What Google Analytics are important for my small business?

What Google Analytics are Important for my Small Business - Reach

As a small business owner, you know your website is the face of your business, especially outside of your normal operating hours. But did you know you could use your website to find more information on trends and patterns related to what you do? For example, do you know where your customers are typically coming from? Hopefully Google Analytics has been installed at some point on your website, but if not, it is pretty simple to do using Google Analytics by MonsterInsights if you use WordPress, or can be set up manually by whoever handles your website (instructions can be found on Google’s website).

Once you have Google Analytics installed, and you log into your dashboard, it can be overwhelming, especially when you take one look at it and realize how many different pieces of information it is collecting for you as you go about your week. It’s working even when you don’t have the time to dedicate to your website! Over time, this information becomes more valuable for reasons described below, but even if it has only been a week of information collected, you can begin to identify some patterns. Here are four things you should look out for and how they can help you determine the effects of your marketing on your small business.



1. Number of Unique Visitors

With Sessions, Users and Pageviews all displayed on the first page on your dashboard, which number do you go with?

According to Google, “a session is defined as the group of interactions one user takes within a given timeframe on your website.” Typically, with Google Analytics, that timeframe is 30 minutes. Pageviews, on the other hand, are the total number of pages viewed by any user. Meanwhile, your users can also be considered the number of unique visitors that your website has had that month.

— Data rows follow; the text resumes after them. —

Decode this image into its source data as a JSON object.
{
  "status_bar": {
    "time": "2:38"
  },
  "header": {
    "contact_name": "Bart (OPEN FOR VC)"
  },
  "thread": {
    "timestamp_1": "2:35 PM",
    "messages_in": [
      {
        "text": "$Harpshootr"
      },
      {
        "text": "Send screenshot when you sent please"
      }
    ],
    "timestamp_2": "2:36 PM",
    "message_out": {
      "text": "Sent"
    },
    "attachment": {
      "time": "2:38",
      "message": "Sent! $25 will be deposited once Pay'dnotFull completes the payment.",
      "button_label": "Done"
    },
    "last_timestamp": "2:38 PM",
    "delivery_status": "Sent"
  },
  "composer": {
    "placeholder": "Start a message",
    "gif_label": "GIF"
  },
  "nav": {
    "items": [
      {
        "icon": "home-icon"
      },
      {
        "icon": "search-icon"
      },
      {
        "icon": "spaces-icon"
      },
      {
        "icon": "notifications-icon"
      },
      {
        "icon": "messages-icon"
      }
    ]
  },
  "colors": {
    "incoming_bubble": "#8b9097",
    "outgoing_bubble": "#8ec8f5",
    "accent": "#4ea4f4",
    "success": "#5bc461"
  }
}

This means that one user could have multiple sessions, and, of course, the number of pageviews is going to fluctuate depending on how many pages people have visited on your site. Therefore, when deciding on what number to go with to describe the number of visitors your website has had in the timeframe you select, you should go with users.

This can help determine patterns in the long-term; for example, do you have a seasonal drop in visitors during a certain time of the year? We typically see visits dip during the holiday season (but if you run an e-commerce site, this could be the exception). Once you have gathered a year’s worth of data, you can determine whether or not it is a typical occurrence or something you should look into. You can also determine when you might need a campaign to boost some traction to your website based on these patterns.

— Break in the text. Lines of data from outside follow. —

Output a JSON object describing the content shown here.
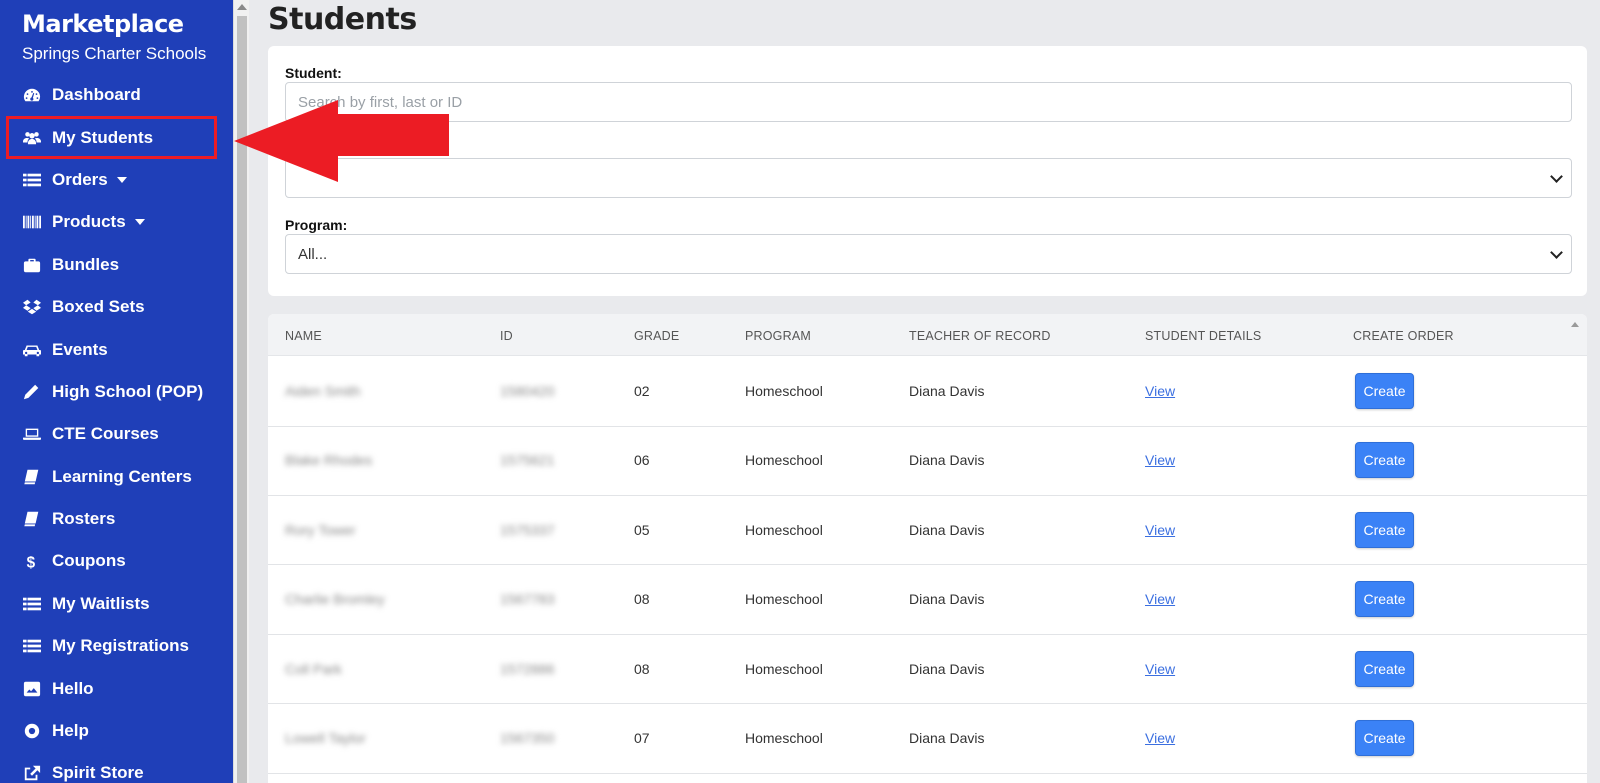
{
  "sidebar": {
    "brand": "Marketplace",
    "subtitle": "Springs Charter Schools",
    "items": [
      {
        "label": "Dashboard",
        "icon": "dashboard-icon",
        "caret": false
      },
      {
        "label": "My Students",
        "icon": "users-icon",
        "caret": false,
        "highlighted": true
      },
      {
        "label": "Orders",
        "icon": "list-icon",
        "caret": true
      },
      {
        "label": "Products",
        "icon": "barcode-icon",
        "caret": true
      },
      {
        "label": "Bundles",
        "icon": "briefcase-icon",
        "caret": false
      },
      {
        "label": "Boxed Sets",
        "icon": "dropbox-icon",
        "caret": false
      },
      {
        "label": "Events",
        "icon": "car-icon",
        "caret": false
      },
      {
        "label": "High School (POP)",
        "icon": "pencil-icon",
        "caret": false
      },
      {
        "label": "CTE Courses",
        "icon": "laptop-icon",
        "caret": false
      },
      {
        "label": "Learning Centers",
        "icon": "book-icon",
        "caret": false
      },
      {
        "label": "Rosters",
        "icon": "book-icon",
        "caret": false
      },
      {
        "label": "Coupons",
        "icon": "dollar-icon",
        "caret": false
      },
      {
        "label": "My Waitlists",
        "icon": "list-icon",
        "caret": false
      },
      {
        "label": "My Registrations",
        "icon": "list-icon",
        "caret": false
      },
      {
        "label": "Hello",
        "icon": "image-icon",
        "caret": false
      },
      {
        "label": "Help",
        "icon": "lifering-icon",
        "caret": false
      },
      {
        "label": "Spirit Store",
        "icon": "external-link-icon",
        "caret": false
      }
    ]
  },
  "main": {
    "title": "Students",
    "filters": {
      "student_label": "Student:",
      "student_placeholder": "Search by first, last or ID",
      "second_select_value": "",
      "program_label": "Program:",
      "program_value": "All..."
    },
    "table": {
      "headers": [
        "NAME",
        "ID",
        "GRADE",
        "PROGRAM",
        "TEACHER OF RECORD",
        "STUDENT DETAILS",
        "CREATE ORDER"
      ],
      "rows": [
        {
          "name": "Aiden Smith",
          "id": "1580420",
          "grade": "02",
          "program": "Homeschool",
          "teacher": "Diana Davis",
          "details": "View",
          "action": "Create"
        },
        {
          "name": "Blake Rhodes",
          "id": "1575621",
          "grade": "06",
          "program": "Homeschool",
          "teacher": "Diana Davis",
          "details": "View",
          "action": "Create"
        },
        {
          "name": "Rory Tower",
          "id": "1575337",
          "grade": "05",
          "program": "Homeschool",
          "teacher": "Diana Davis",
          "details": "View",
          "action": "Create"
        },
        {
          "name": "Charlie Bromley",
          "id": "1567783",
          "grade": "08",
          "program": "Homeschool",
          "teacher": "Diana Davis",
          "details": "View",
          "action": "Create"
        },
        {
          "name": "Coll Park",
          "id": "1572886",
          "grade": "08",
          "program": "Homeschool",
          "teacher": "Diana Davis",
          "details": "View",
          "action": "Create"
        },
        {
          "name": "Lowell Taylor",
          "id": "1567350",
          "grade": "07",
          "program": "Homeschool",
          "teacher": "Diana Davis",
          "details": "View",
          "action": "Create"
        }
      ]
    }
  },
  "colors": {
    "sidebar_bg": "#1f3fb8",
    "highlight_outline": "#ec1c24",
    "arrow": "#ec1c24",
    "create_button": "#3b82f6",
    "link": "#3b6fe0"
  }
}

2. Geo-Location

Under Audience, there is an option to view the Geo, and then Location your visitors are typically visiting from. In location, you can first drill down by country, then once you click the United States, you can select by state and furthermore by actual city. This is a wealth of knowledge that can be helpful when deciding where to target your marketing efforts, or if you reached out to a particular location, to make sure you are actually garnering visitors from that area.

3. Acquisition

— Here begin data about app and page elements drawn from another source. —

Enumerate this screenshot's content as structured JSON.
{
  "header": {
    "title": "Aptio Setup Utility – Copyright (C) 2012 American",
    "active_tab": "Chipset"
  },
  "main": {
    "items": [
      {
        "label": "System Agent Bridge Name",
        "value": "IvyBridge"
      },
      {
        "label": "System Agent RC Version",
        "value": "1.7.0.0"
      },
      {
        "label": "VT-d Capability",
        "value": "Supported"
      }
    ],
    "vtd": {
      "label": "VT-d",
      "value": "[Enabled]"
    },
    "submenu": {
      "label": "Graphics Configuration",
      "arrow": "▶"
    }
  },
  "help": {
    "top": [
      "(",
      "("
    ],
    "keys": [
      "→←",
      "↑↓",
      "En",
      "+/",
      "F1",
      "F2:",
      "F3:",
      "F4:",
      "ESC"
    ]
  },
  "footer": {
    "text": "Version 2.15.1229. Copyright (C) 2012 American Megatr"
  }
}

Learn more about how your visitors are finding you! If you view Acquisition in Google Analytics, you can learn more information on how your visitors arrived at your site. The typical four buckets are: direct, referral, organic search and social. Direct visitors either have typed your address directly into their web address box, hit a bookmark on their computer or it’s possible that Google Analytics is not sure where they came from so they are placed in this bucket. If someone was referred to your website from another website, it is placed in referral traffic, and same goes for social (someone was brought to your website through social media) and organic search (someone came across your website through a search engine).

Acquisition also gives you a clue on whether your marketing efforts are working (depending on the campaign you are running and how they are arriving at your website). Are you receiving visits from the Facebook campaign that you ran with an increase in social traffic? Is the content/blog post you wrote giving your website an increase in organic traffic? These are questions you can ask yourself as you begin to collect data on where your traffic is coming from, which leads right into the next topic…

4. Site Content

Under Behavior, click Site Content and then All Pages and Google will tell you what pages are most popular on your site. Yes, I did just say that. Pages that are most visited, most popular and you know what else? It can help you determine what people are most interested in, what they want more information about and what will keep them coming again (and hopefully again and again). So if you fall into a rut on what resonates most with your customers, just take a look at what pages are most viewed. It may surprise you, and you may have to make some adjustments, but at least you know you are targeting the most of your fan base with the information they want to know.

So among the wealth of information that Google Analytics can provide, if you decide only to check on four things within your account, this is a great place to start. Check out your number of users, where they are coming from (geo-location), how they got there (acquisition) and what pages they are viewing (site content). This will give you a well-rounded view of your visitors, how you can best find them and help them with their frustrations or give them more information to make an informed decision on your product.